Romulo del Castillo and Josh Kay, Miami natives who form the electronic duo Phoenecia, started Schematic Records in 1996 in Perrine with friends Push Button Objects and Seven, founder of Chocolate Industries, the label that debuted Prefuse 73. "We are an artist-run label/collective. We have no intent on running a real business," Castillo says. "If it sells, great. If not, great." Schematic boasts an impressive roster of electronic musicians, including Secret Frequency Crew, Otto Von Schirach, and Dino Felipe, all of whom are receiving heavy rotation on radio stations such as the University of Miami's WVUM (90.5 FM). The label seems to attract and encourage amazingly creative, diverse artists from all over the world, ranging from the loud, distorted Hearts of Darknesses (listen to "Air Guitar" on their 2003 album, Music for Drunk Driving) to the low-key melodic beauty of Secret Frequency Crew (check out "Aqua" on the group's 2005 album, The Underwater Adventure Hop Secret Treasure). Despite its founders' claimed lack of business ambition, Schematic has artists whose albums are featured on iTunes, so you can hear samples of the work for yourself.

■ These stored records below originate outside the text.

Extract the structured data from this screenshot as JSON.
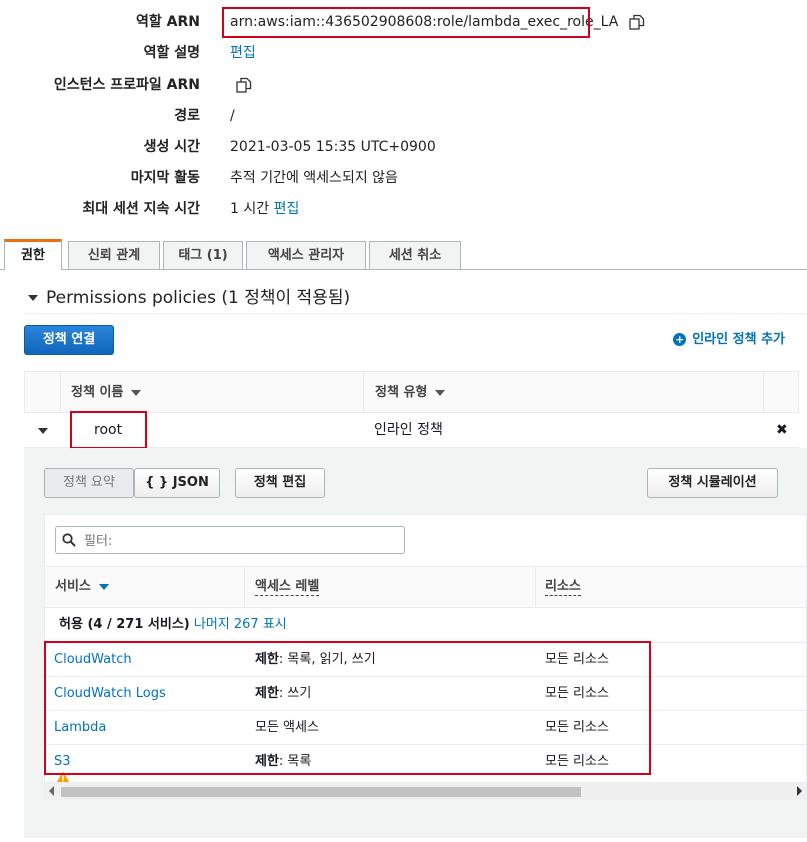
{
  "summary": [
    {
      "label": "역할 ARN",
      "value": "arn:aws:iam::436502908608:role/lambda_exec_role_LA",
      "copy": true
    },
    {
      "label": "역할 설명",
      "value": "편집",
      "link": true
    },
    {
      "label": "인스턴스 프로파일 ARN",
      "value": "",
      "copy": true
    },
    {
      "label": "경로",
      "value": "/"
    },
    {
      "label": "생성 시간",
      "value": "2021-03-05 15:35 UTC+0900"
    },
    {
      "label": "마지막 활동",
      "value": "추적 기간에 액세스되지 않음"
    },
    {
      "label": "최대 세션 지속 시간",
      "value": "1 시간",
      "link_text": "편집"
    }
  ],
  "tabs": [
    "권한",
    "신뢰 관계",
    "태그 (1)",
    "액세스 관리자",
    "세션 취소"
  ],
  "permissions": {
    "section_title": "Permissions policies (1 정책이 적용됨)",
    "attach_button": "정책 연결",
    "add_inline": "인라인 정책 추가",
    "columns": [
      "정책 이름",
      "정책 유형"
    ],
    "policy": {
      "name": "root",
      "type": "인라인 정책",
      "remove_icon": "✖"
    }
  },
  "detail": {
    "summary_button": "정책 요약",
    "json_button": "{ } JSON",
    "edit_button": "정책 편집",
    "simulate_button": "정책 시뮬레이션",
    "filter_placeholder": "필터:",
    "columns": [
      "서비스",
      "액세스 레벨",
      "리소스"
    ],
    "allow_prefix": "허용 (4 / 271 서비스)",
    "allow_link": "나머지 267 표시",
    "services": [
      {
        "name": "CloudWatch",
        "access_bold": "제한",
        "access_rest": ": 목록, 읽기, 쓰기",
        "resource": "모든 리소스"
      },
      {
        "name": "CloudWatch Logs",
        "access_bold": "제한",
        "access_rest": ": 쓰기",
        "resource": "모든 리소스"
      },
      {
        "name": "Lambda",
        "access_bold": "",
        "access_rest": "모든 액세스",
        "resource": "모든 리소스"
      },
      {
        "name": "S3",
        "access_bold": "제한",
        "access_rest": ": 목록",
        "resource": "모든 리소스"
      }
    ]
  },
  "colors": {
    "accent": "#0073bb",
    "highlight": "#d0021b",
    "tab_active": "#ec7211",
    "primary_button": "#1a6ec2",
    "warning": "#ff9900"
  },
  "icons": [
    "copy-icon",
    "caret-down-icon",
    "plus-circle-icon",
    "close-icon",
    "search-icon",
    "warning-icon"
  ]
}
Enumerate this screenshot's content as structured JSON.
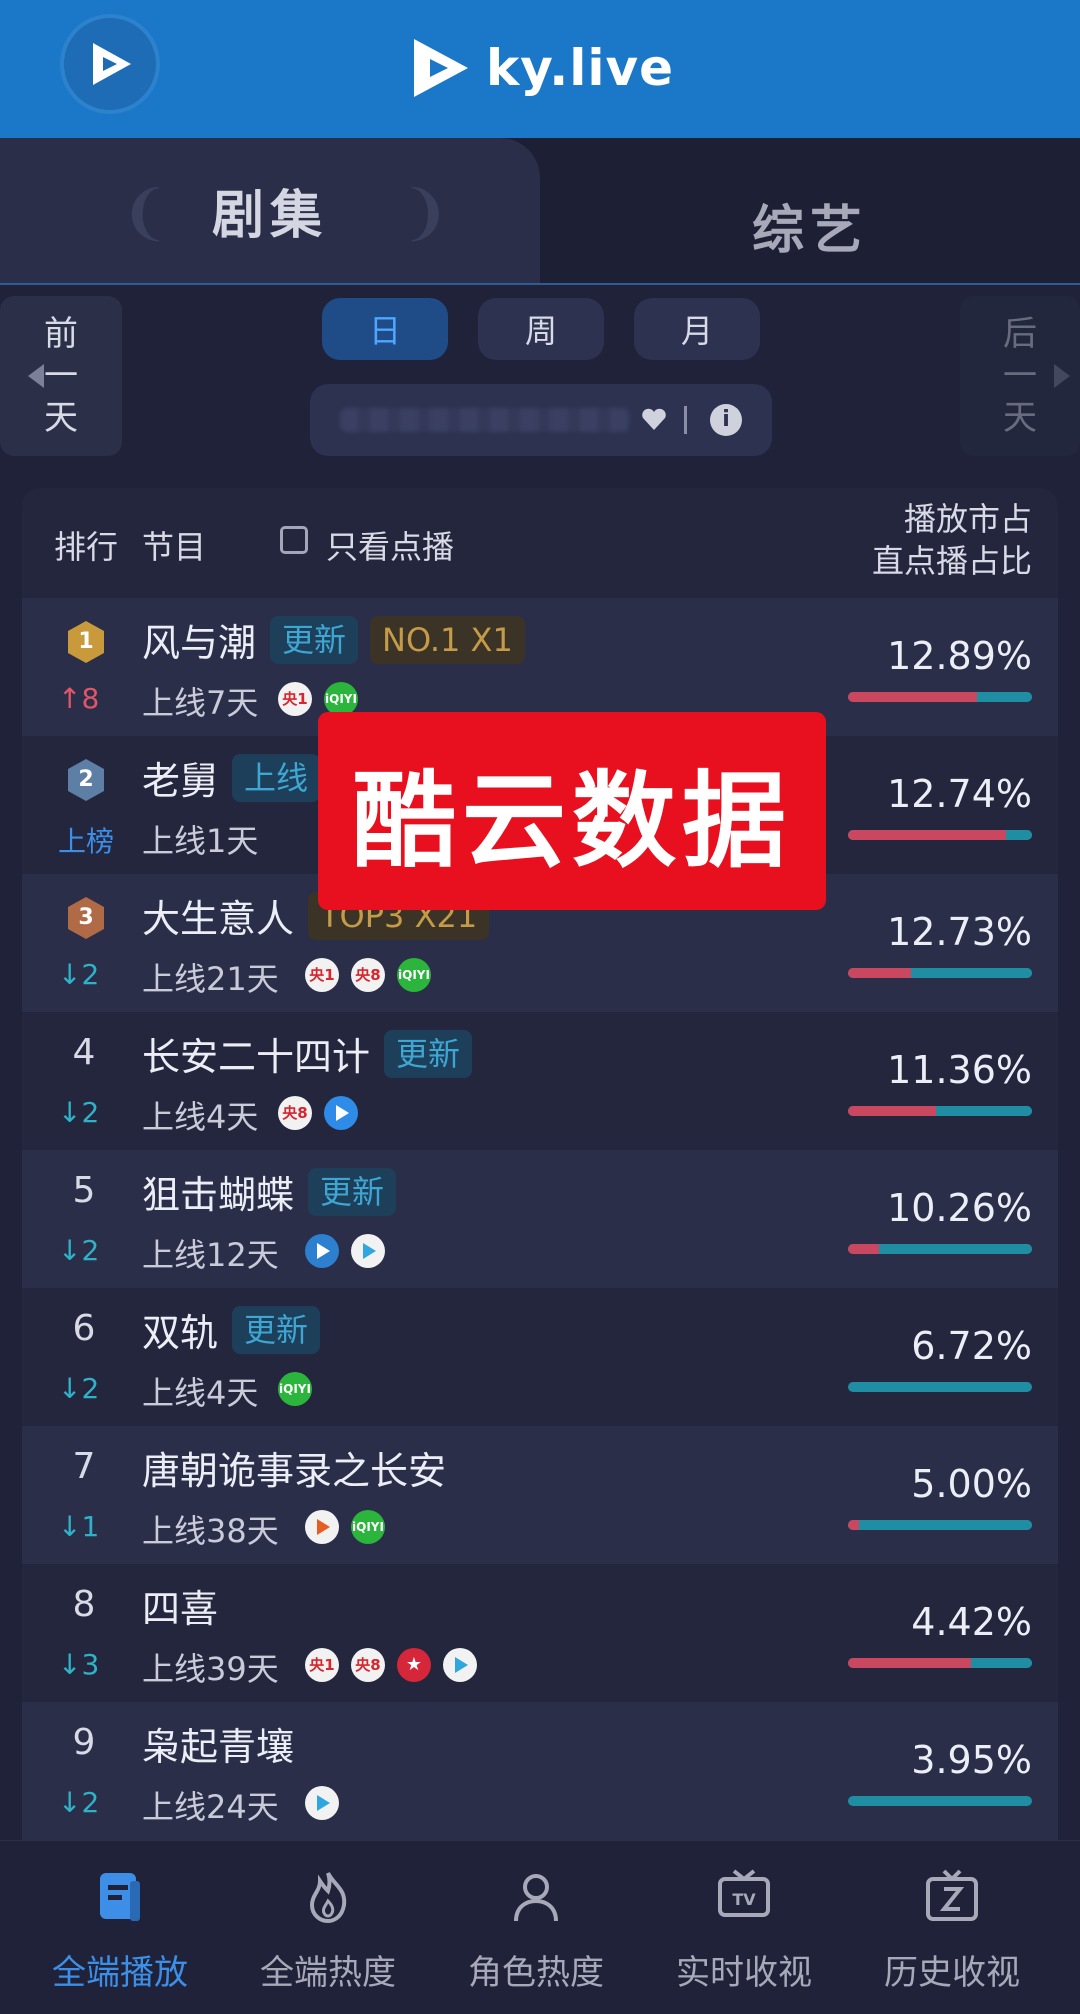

Calling Shuttle Lounge a band is like calling the online community World of Warcraft a videogame. Like the latter, Shuttle Lounge is an environment, a lifestyle. Stuff happens, some of it bad, most of it thrilling. The members of Shuttle Lounge -- Dik Shuttle, Ca$$iu$ Casio KRS "le juan" Love Sebastian Bacherach de la Fenderr Rrhodes, Deuces, Major Whitey Herzog, MalcomxXx, and RavelSTEIN, are inhabited presences who are in character for each and every second of every performance. (And there are a lot of performances, most of them at Churchill's, but ShuttleLoungeLand laps all across SoFla.) The band calls itself a "lounge act," hence the name, and the shtick does include quite a bit of Bill-Murray-as-that-guy-patter, but the lineup is straight-ahead rock: several guitars, some horns, and a really large drum kit. Shuttle Lounge has cover tunes and it has original tunes, but what it seems to excel at is a sort of original-cover mashup, sometimes writing new lyrics for existing melodies and often throwing snippets of lyrics -- a kind of "found poetry" approach -- from other songs as well as au courant pop culture catch phrases into band-written scores. Even if you don't get Dik Shuttle's asides about the inadequacies of parking on the swale or living in suburban Broward County, a Shuttle Lounge live show is infectiously entertaining, and, yes, maybe this is the "lounge" influence too, even a little classy. Even at Churchill's.
Despite his affinity for street performing, Jesse Jackson is not homeless or down on his luck. But if the slim, scruffy guitar player on Lincoln Road asks if he can play you a song, let him. Don't worry -- despite sharing a name with a famous outspoken reverend -- the soulful folk singer won't preach to you. You will, however, leave a fan. And with numerous gigs at venues like Stop Miami, the recent Langerado Festival, and Churchill's, he's acquiring lots of followers -- and it took him only five years.

Best Of Miami®

Best Of Miami®